Topic: Nutrition

Economic growth no cure for child undernutrition

For immediate release: Wednesday, March 26, 2014 Boston, MA — A large study of child growth patterns in 36 developing countries finds that, contrary to widely held beliefs, economic growth has little to no effect on the nutritional status of the world’s…

Student profile: Pamela Hung, SM '14

Q: Why did you choose HSPH? A: My particular area of interest is healthy eating and HSPH has a world-class nutrition department. After reading Eat, Drink and Be Healthy by Walter Willett [Fredrick John Stare Professor of Epidemiology and Nutrition and chair, Department…

Chefs and doctors team up to promote healthy cooking

Doctors, dieticians, and chefs gathered March 13-16, 2014 for the annual Healthy Kitchens, Healthy Lives conference in Napa Valley, Calif.
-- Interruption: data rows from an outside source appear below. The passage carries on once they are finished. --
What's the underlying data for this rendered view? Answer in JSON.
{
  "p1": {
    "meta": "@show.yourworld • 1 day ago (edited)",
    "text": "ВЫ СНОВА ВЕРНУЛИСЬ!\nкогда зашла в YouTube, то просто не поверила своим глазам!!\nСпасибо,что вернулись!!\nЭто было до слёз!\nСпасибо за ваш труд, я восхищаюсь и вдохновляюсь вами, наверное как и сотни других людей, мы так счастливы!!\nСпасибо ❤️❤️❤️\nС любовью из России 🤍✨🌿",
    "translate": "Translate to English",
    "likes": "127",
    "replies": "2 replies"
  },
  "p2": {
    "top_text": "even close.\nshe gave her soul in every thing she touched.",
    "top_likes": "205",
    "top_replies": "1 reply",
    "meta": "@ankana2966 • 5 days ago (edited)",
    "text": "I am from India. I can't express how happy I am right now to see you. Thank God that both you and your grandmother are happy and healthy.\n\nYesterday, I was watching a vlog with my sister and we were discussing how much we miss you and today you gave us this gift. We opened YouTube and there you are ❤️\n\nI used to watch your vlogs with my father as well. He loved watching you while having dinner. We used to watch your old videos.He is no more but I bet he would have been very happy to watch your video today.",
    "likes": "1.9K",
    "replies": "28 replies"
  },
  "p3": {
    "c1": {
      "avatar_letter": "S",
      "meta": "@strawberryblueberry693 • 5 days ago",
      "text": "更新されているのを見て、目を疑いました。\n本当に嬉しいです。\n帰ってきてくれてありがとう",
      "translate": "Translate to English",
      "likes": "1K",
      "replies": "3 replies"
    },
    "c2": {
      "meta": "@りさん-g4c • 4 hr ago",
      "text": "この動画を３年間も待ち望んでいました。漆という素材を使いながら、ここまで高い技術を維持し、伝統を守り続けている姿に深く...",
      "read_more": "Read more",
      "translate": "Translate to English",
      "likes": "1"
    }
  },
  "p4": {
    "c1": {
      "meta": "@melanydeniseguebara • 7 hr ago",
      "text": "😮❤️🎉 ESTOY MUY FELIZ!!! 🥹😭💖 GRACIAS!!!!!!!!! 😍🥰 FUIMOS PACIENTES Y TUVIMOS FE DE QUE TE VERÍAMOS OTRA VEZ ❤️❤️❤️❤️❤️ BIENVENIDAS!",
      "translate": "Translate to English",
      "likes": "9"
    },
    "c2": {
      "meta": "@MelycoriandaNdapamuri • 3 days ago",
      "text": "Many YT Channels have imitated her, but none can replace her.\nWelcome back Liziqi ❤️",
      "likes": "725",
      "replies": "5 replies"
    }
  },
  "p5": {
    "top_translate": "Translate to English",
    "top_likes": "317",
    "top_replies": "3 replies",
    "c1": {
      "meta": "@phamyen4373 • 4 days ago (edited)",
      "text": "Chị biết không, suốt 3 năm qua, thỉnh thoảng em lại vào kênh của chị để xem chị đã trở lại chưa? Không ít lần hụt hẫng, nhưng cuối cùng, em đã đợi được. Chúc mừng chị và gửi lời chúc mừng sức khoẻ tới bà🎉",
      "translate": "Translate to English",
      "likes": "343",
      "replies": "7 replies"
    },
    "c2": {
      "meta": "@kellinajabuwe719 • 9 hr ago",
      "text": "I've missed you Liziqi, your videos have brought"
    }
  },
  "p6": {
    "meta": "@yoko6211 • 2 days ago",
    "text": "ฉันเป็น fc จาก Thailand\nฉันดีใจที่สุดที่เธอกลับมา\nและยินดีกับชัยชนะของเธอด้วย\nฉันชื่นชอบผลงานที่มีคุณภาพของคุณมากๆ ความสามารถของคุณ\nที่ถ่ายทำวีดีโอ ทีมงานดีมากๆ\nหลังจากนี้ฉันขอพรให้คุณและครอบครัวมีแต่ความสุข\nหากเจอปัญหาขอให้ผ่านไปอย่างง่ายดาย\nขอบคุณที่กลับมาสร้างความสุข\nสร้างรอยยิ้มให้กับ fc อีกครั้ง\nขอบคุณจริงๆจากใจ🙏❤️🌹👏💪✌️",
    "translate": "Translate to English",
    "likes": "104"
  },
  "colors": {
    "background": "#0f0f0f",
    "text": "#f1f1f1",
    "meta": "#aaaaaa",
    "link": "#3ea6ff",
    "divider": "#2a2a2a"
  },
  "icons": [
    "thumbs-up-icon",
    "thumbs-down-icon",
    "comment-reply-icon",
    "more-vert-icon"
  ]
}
The event, a collaboration between Harvard School of Public Health (HSPH) and the Culinary Institute of America, provides health professionals with the…

SNAP reform could make program healthier

According to recent Harvard School of Public Health research, people who receive Supplemental Nutrition Assistance Program (SNAP) benefits actually see their health get worse. HSPH nutrition expert Walter Willett appeared on the WGBH television show “Greater Boston” to talk about this problem…

Nutrition label changes aim to encourage healthier eating

Public health experts lauded the recent changes to food labels announced by the Food and Drug Association (FDA) on February 27, 2014 — which include making serving sizes more realistic, listing added sugars, and printing calories in larger type — as a…

Study finds coffee craving may be in the genes

A new study co-authored by HSPH researchers has identified a genetic propensity for caffeine consumption. The researchers discovered two genes that drive people to consume more or less caffeine depending on which variation of the genes they possess. HSPH authors of the…

‘Binge-watching’ TV may be harmful to health

Settling into a comfortable chair to “binge-watch” multiple episodes of your favorite TV show for hours may be hazardous to your health over the long-term, according to Lilian Cheung, lecturer and director, health promotion and communication for the Department of Nutrition at…